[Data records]

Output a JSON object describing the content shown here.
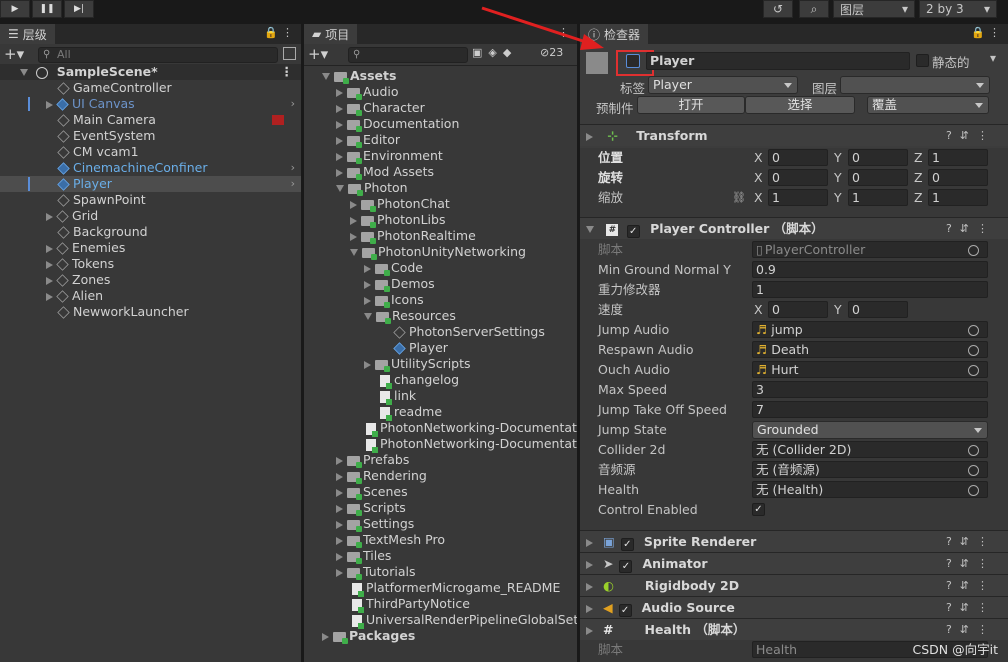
{
  "toolbar": {
    "layers": "图层",
    "layout": "2 by 3"
  },
  "hierarchy": {
    "tab": "层级",
    "search_placeholder": "All",
    "scene": "SampleScene*",
    "items": [
      {
        "label": "GameController",
        "color": "#d2d2d2",
        "expand": false,
        "chev": false
      },
      {
        "label": "UI Canvas",
        "color": "#6c93c9",
        "expand": true,
        "chev": true
      },
      {
        "label": "Main Camera",
        "color": "#d2d2d2",
        "expand": false,
        "chev": false
      },
      {
        "label": "EventSystem",
        "color": "#d2d2d2",
        "expand": false,
        "chev": false
      },
      {
        "label": "CM vcam1",
        "color": "#d2d2d2",
        "expand": false,
        "chev": false
      },
      {
        "label": "CinemachineConfiner",
        "color": "#6aaee8",
        "expand": false,
        "chev": true
      },
      {
        "label": "Player",
        "color": "#6aaee8",
        "expand": false,
        "chev": true
      },
      {
        "label": "SpawnPoint",
        "color": "#d2d2d2",
        "expand": false,
        "chev": false
      },
      {
        "label": "Grid",
        "color": "#d2d2d2",
        "expand": true,
        "chev": false
      },
      {
        "label": "Background",
        "color": "#d2d2d2",
        "expand": false,
        "chev": false
      },
      {
        "label": "Enemies",
        "color": "#d2d2d2",
        "expand": true,
        "chev": false
      },
      {
        "label": "Tokens",
        "color": "#d2d2d2",
        "expand": true,
        "chev": false
      },
      {
        "label": "Zones",
        "color": "#d2d2d2",
        "expand": true,
        "chev": false
      },
      {
        "label": "Alien",
        "color": "#d2d2d2",
        "expand": true,
        "chev": false
      },
      {
        "label": "NewworkLauncher",
        "color": "#d2d2d2",
        "expand": false,
        "chev": false
      }
    ]
  },
  "project": {
    "tab": "项目",
    "badge": "23",
    "items": [
      {
        "label": "Assets",
        "indent": 0,
        "kind": "folder",
        "tri": "open",
        "bold": true
      },
      {
        "label": "Audio",
        "indent": 1,
        "kind": "folder",
        "tri": "closed"
      },
      {
        "label": "Character",
        "indent": 1,
        "kind": "folder",
        "tri": "closed"
      },
      {
        "label": "Documentation",
        "indent": 1,
        "kind": "folder",
        "tri": "closed"
      },
      {
        "label": "Editor",
        "indent": 1,
        "kind": "folder",
        "tri": "closed"
      },
      {
        "label": "Environment",
        "indent": 1,
        "kind": "folder",
        "tri": "closed"
      },
      {
        "label": "Mod Assets",
        "indent": 1,
        "kind": "folder",
        "tri": "closed"
      },
      {
        "label": "Photon",
        "indent": 1,
        "kind": "folder",
        "tri": "open"
      },
      {
        "label": "PhotonChat",
        "indent": 2,
        "kind": "folder",
        "tri": "closed"
      },
      {
        "label": "PhotonLibs",
        "indent": 2,
        "kind": "folder",
        "tri": "closed"
      },
      {
        "label": "PhotonRealtime",
        "indent": 2,
        "kind": "folder",
        "tri": "closed"
      },
      {
        "label": "PhotonUnityNetworking",
        "indent": 2,
        "kind": "folder",
        "tri": "open"
      },
      {
        "label": "Code",
        "indent": 3,
        "kind": "folder",
        "tri": "closed"
      },
      {
        "label": "Demos",
        "indent": 3,
        "kind": "folder",
        "tri": "closed"
      },
      {
        "label": "Icons",
        "indent": 3,
        "kind": "folder",
        "tri": "closed"
      },
      {
        "label": "Resources",
        "indent": 3,
        "kind": "folder",
        "tri": "open"
      },
      {
        "label": "PhotonServerSettings",
        "indent": 4,
        "kind": "cube",
        "tri": "none"
      },
      {
        "label": "Player",
        "indent": 4,
        "kind": "cubeblue",
        "tri": "none"
      },
      {
        "label": "UtilityScripts",
        "indent": 3,
        "kind": "folder",
        "tri": "closed"
      },
      {
        "label": "changelog",
        "indent": 3,
        "kind": "file",
        "tri": "none"
      },
      {
        "label": "link",
        "indent": 3,
        "kind": "file",
        "tri": "none"
      },
      {
        "label": "readme",
        "indent": 3,
        "kind": "file",
        "tri": "none"
      },
      {
        "label": "PhotonNetworking-Documentation",
        "indent": 2,
        "kind": "file",
        "tri": "none"
      },
      {
        "label": "PhotonNetworking-Documentation",
        "indent": 2,
        "kind": "file",
        "tri": "none"
      },
      {
        "label": "Prefabs",
        "indent": 1,
        "kind": "folder",
        "tri": "closed"
      },
      {
        "label": "Rendering",
        "indent": 1,
        "kind": "folder",
        "tri": "closed"
      },
      {
        "label": "Scenes",
        "indent": 1,
        "kind": "folder",
        "tri": "closed"
      },
      {
        "label": "Scripts",
        "indent": 1,
        "kind": "folder",
        "tri": "closed"
      },
      {
        "label": "Settings",
        "indent": 1,
        "kind": "folder",
        "tri": "closed"
      },
      {
        "label": "TextMesh Pro",
        "indent": 1,
        "kind": "folder",
        "tri": "closed"
      },
      {
        "label": "Tiles",
        "indent": 1,
        "kind": "folder",
        "tri": "closed"
      },
      {
        "label": "Tutorials",
        "indent": 1,
        "kind": "folder",
        "tri": "closed"
      },
      {
        "label": "PlatformerMicrogame_README",
        "indent": 1,
        "kind": "file",
        "tri": "none"
      },
      {
        "label": "ThirdPartyNotice",
        "indent": 1,
        "kind": "file",
        "tri": "none"
      },
      {
        "label": "UniversalRenderPipelineGlobalSettings",
        "indent": 1,
        "kind": "file",
        "tri": "none"
      },
      {
        "label": "Packages",
        "indent": 0,
        "kind": "folder",
        "tri": "closed",
        "bold": true
      }
    ]
  },
  "inspector": {
    "tab": "检查器",
    "object_name": "Player",
    "static_label": "静态的",
    "tag_label": "标签",
    "tag_value": "Player",
    "layer_label": "图层",
    "prefab_label": "预制件",
    "open_btn": "打开",
    "select_btn": "选择",
    "override_btn": "覆盖",
    "transform": {
      "title": "Transform",
      "position": "位置",
      "rotation": "旋转",
      "scale": "缩放",
      "pos": [
        "0",
        "0",
        "1"
      ],
      "rot": [
        "0",
        "0",
        "0"
      ],
      "scl": [
        "1",
        "1",
        "1"
      ]
    },
    "axis": {
      "x": "X",
      "y": "Y",
      "z": "Z"
    },
    "player_controller": {
      "title": "Player Controller （脚本）",
      "rows": [
        {
          "label": "脚本",
          "value": "PlayerController",
          "type": "script"
        },
        {
          "label": "Min Ground Normal Y",
          "value": "0.9",
          "type": "text"
        },
        {
          "label": "重力修改器",
          "value": "1",
          "type": "text"
        },
        {
          "label": "速度",
          "type": "vec2",
          "x": "0",
          "y": "0"
        },
        {
          "label": "Jump Audio",
          "value": "jump",
          "type": "audio"
        },
        {
          "label": "Respawn Audio",
          "value": "Death",
          "type": "audio"
        },
        {
          "label": "Ouch Audio",
          "value": "Hurt",
          "type": "audio"
        },
        {
          "label": "Max Speed",
          "value": "3",
          "type": "text"
        },
        {
          "label": "Jump Take Off Speed",
          "value": "7",
          "type": "text"
        },
        {
          "label": "Jump State",
          "value": "Grounded",
          "type": "enum"
        },
        {
          "label": "Collider 2d",
          "value": "无 (Collider 2D)",
          "type": "object"
        },
        {
          "label": "音频源",
          "value": "无 (音频源)",
          "type": "object"
        },
        {
          "label": "Health",
          "value": "无 (Health)",
          "type": "object"
        },
        {
          "label": "Control Enabled",
          "type": "bool"
        }
      ]
    },
    "components": [
      {
        "title": "Sprite Renderer",
        "check": true
      },
      {
        "title": "Animator",
        "check": true
      },
      {
        "title": "Rigidbody 2D",
        "check": false
      },
      {
        "title": "Audio Source",
        "check": true
      },
      {
        "title": "Health （脚本）",
        "check": false
      }
    ],
    "health_script_label": "脚本",
    "health_script_value": "Health"
  },
  "watermark": "CSDN @向宇it"
}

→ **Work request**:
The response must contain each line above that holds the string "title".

→ **Solution for this task**:
      "title": "Transform",
      "title": "Player Controller （脚本）",
        "title": "Sprite Renderer",
        "title": "Animator",
        "title": "Rigidbody 2D",
        "title": "Audio Source",
        "title": "Health （脚本）",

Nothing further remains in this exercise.